Auglaize County Pheasants Forever President Jim Heistan call out a number during a raffle held at Saturdayâ€™s 21st annual banquet. The event was held at the Auglaize County Fairgrounds.
After two decades, an Auglaize County organization eclipsed the $500,000 mark for their cause — funds used to protect and develop land for pheasants and other wildlife.
The Auglaize County Pheasants Forever organization celebrated reaching the milestone Saturday during their 21st annual banquet and fundraiser in the Junior Fair Building at the Auglaize County Fairgrounds.
“Tonight’s (Saturday’s) event is very important because every bit of the money we make tonight stays in Auglaize County,” Auglaize County Pheasants Forever President Jim Heistan told the Wapakoneta Daily News. “This event determines our budget — how much we can spend and where it goes.”
The money raised is used to develop and maintain wildlife habitat throughout the county, to conduct a youth deer hunt in the fall and to provide 10 scholarships to students as well as other events and programs.
“We also help with wetlands, which is a cost-share program with the landowner,” Heistan said. “We will help with a special drill to plant the special grass seed through money we have raised to help the landowner.”
Former Auglaize County Wildlife Officer Dave Sheets, who also is a member of the local Pheasants Forever organization, said the organization works with the local Farm Service Agency (FSA) to marry up its money with the Conservation Reserve Program (CRP) to develop more habitat along rivers, streams and creeks.

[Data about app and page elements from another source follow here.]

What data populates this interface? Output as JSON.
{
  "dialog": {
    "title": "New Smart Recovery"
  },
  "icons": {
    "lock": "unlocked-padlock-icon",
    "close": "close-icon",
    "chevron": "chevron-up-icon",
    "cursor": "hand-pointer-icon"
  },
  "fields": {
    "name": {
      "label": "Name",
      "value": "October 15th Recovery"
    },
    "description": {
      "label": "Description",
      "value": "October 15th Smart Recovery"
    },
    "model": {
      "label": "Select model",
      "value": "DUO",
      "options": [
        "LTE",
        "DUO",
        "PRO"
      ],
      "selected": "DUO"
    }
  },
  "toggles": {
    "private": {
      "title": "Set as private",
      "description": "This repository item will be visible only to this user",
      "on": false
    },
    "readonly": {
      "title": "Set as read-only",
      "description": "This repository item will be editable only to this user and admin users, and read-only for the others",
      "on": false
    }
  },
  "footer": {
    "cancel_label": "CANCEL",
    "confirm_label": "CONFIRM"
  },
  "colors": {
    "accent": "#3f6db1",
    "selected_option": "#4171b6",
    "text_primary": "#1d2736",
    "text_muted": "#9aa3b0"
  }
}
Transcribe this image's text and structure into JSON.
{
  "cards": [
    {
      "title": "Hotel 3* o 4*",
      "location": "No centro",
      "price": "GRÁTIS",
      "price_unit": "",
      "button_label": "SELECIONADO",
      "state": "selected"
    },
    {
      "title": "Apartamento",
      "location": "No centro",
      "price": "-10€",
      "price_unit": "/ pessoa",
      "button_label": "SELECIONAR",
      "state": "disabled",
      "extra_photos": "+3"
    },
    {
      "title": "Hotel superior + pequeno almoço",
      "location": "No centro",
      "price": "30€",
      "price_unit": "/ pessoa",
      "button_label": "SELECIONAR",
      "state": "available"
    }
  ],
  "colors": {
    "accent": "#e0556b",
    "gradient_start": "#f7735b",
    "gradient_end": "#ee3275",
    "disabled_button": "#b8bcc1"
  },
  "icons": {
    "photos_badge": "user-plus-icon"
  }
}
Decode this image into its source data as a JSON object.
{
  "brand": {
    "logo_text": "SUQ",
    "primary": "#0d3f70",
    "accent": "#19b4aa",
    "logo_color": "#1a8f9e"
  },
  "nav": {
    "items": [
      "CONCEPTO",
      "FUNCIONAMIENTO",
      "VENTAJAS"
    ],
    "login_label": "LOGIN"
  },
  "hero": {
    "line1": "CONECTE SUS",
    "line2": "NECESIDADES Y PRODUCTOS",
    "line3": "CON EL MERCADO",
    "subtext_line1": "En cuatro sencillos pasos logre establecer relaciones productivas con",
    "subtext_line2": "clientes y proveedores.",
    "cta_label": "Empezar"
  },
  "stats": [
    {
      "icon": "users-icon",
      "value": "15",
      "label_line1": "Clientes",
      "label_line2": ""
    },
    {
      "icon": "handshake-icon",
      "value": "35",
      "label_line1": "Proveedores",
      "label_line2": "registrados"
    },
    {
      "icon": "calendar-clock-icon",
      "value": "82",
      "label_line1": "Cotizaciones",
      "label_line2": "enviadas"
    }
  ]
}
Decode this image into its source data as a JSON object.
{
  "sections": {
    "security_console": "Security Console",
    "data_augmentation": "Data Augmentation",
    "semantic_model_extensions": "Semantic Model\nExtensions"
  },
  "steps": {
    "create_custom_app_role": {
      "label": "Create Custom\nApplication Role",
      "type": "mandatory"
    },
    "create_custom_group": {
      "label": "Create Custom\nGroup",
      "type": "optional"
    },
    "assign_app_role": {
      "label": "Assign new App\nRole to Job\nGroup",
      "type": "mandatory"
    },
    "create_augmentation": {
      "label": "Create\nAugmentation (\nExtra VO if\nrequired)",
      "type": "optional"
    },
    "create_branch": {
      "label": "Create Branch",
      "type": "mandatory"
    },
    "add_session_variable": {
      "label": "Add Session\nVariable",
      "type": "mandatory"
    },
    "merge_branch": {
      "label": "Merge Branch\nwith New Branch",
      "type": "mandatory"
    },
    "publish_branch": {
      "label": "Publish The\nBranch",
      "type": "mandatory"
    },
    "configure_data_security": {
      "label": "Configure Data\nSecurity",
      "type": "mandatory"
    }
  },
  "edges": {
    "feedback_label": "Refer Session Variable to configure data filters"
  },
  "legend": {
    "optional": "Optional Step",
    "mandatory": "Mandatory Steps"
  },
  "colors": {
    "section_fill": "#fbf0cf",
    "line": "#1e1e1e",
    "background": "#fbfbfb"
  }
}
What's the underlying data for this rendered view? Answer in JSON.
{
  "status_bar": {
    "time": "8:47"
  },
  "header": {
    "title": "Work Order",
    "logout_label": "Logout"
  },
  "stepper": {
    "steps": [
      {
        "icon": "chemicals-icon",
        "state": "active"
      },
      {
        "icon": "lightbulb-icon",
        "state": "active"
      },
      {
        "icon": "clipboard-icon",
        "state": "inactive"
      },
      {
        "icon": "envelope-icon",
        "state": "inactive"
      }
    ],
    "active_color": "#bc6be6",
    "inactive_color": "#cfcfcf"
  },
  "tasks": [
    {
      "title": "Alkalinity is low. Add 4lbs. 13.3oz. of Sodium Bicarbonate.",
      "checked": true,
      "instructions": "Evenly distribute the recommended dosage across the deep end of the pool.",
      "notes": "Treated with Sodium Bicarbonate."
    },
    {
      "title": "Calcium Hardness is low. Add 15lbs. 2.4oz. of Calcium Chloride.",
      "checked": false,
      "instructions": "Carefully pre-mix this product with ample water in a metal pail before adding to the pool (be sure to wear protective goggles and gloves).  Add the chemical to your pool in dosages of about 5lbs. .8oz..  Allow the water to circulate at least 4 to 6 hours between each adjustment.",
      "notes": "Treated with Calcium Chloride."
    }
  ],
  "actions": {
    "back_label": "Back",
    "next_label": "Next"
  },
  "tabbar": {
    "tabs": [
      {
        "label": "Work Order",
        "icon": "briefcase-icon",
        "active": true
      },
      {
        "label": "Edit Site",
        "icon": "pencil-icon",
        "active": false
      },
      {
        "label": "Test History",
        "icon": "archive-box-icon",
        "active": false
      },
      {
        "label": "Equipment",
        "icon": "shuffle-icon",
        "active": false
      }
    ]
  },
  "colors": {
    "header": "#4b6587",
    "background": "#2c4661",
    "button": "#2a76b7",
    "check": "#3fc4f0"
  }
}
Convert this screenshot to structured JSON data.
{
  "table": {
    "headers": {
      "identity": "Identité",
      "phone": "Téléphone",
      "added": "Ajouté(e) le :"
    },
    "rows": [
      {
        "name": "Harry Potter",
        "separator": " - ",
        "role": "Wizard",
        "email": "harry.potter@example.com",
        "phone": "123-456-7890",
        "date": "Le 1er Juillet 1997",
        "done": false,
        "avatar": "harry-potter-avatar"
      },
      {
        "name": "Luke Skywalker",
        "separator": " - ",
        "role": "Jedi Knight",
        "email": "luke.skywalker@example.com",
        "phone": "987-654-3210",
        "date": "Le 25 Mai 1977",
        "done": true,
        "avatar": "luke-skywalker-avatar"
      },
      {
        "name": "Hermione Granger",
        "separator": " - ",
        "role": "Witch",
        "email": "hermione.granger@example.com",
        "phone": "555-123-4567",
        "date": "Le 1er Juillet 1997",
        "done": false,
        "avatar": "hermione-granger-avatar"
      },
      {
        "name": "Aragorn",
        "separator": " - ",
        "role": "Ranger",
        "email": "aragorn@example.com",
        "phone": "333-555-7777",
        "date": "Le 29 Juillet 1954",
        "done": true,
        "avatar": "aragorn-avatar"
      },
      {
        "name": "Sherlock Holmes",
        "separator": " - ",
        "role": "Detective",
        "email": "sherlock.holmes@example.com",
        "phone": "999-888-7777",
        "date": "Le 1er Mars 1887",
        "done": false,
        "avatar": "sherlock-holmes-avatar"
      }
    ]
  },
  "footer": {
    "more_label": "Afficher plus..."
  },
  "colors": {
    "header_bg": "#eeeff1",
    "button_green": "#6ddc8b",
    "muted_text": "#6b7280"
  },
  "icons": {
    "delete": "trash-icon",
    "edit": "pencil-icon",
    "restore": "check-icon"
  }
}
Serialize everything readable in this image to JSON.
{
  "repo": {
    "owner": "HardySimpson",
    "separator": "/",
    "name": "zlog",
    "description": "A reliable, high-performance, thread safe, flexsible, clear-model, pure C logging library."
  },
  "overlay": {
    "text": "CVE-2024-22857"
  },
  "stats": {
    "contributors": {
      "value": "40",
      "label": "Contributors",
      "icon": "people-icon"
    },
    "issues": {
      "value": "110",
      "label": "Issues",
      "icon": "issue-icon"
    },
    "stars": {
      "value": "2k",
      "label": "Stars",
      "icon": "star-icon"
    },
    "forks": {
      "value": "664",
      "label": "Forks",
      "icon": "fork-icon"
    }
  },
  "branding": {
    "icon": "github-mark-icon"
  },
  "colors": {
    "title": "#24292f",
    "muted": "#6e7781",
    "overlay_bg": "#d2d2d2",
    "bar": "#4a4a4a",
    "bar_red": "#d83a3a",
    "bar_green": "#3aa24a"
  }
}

The CRP program is aimed at environmentally sensitive land along a stream or land subject to wind erosion as well as ground beneficial to wildlife.
“I came here in 1993 and with CRP that the Farm Service Agency was promoting back then — I think our high point was 1998 to 2003 or 2004,” Sheets said. “What has happened since is the price for grain has risen so much that the farmer or a renter is taking land out of a CRP contract because they may be earning or paid $250 per acre or so while the government may be paying only $150.
“There is such a big differential and so many thousands of acres here in the county have come out of habitat and went back into production,” he said. “I don’t blame the farmers, but that is a fact. By doing that the habitat has decreased so the numbers have decreased.”
Sheets, who lives near Waynesfield, said pheasants numbers were “very strong” in Union and Wayne townships but have since decreased.
Heistan noted their efforts expand beyond pheasants.
“Everything we help put out there helps every type of wildlife and that’s pheasants, quail, songbirds and deer,” Heistan said. “Habitat is the key to any type of wildlife and this chapter really cares about habitat and wildlife.
“It is through this banquet that we are able to encourage the development of wildlife,” he said, “and we thank the people who have contributed and supported us.”